True Health Join a community of care dedicated to your well-being. We’ve been working to raise the standard of health and well-being in the community for more than 160 years. Providence Medicare Advantage Plans offer community-focused care, wherever you go, through a vast network of doctors, specialists, and facilities. Plus, many plans offer personalized hearing services and comprehensive dental options. Enroll now at MyTruePlans.com/print or call (866) 713-2186 (TTY: 711) 8 a.m. to 8 p.m. (Pacific Time), every day. Providence Medicare Advantage Plans is an HMO, HMO-POS and HMO SNP with Medicare and Oregon Health Plan contracts. Enrollment in Providence Medicare Advantage Plans depends on contract renewal.
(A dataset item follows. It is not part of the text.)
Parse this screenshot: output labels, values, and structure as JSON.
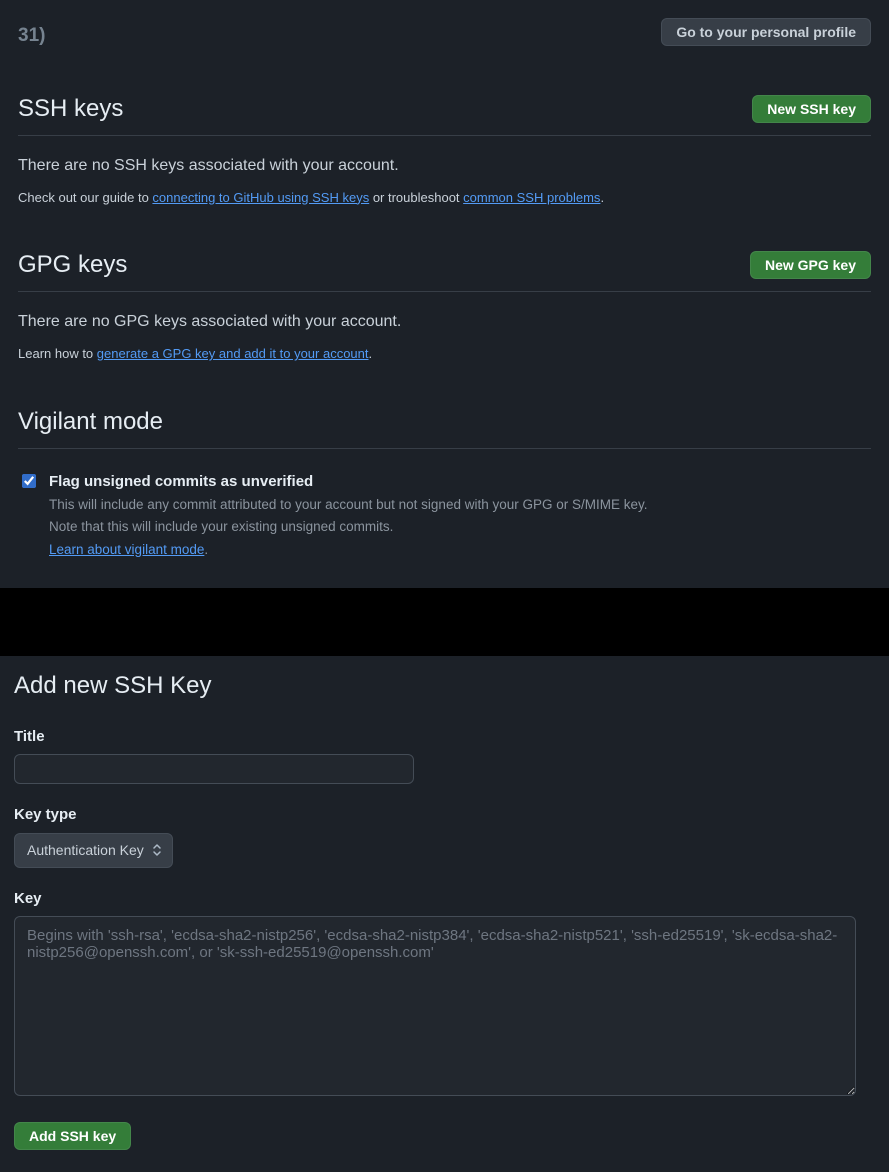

Providence Health Plan and Providence Health Assurance comply with applicable Federal civil rights laws and do not discriminate on the basis of race, color, national origin, age, disability, or sex.50 H9047_2021PHA44_M 32  NORTHWEST PLUS  METRO | NOVEMBER 2020

Profile for Northwest50Plus

Northwest 50 Plus Metro Edition November 2020  

Your companion for living well in the Northwest

Northwest 50 Plus Metro Edition November 2020  

Your companion for living well in the Northwest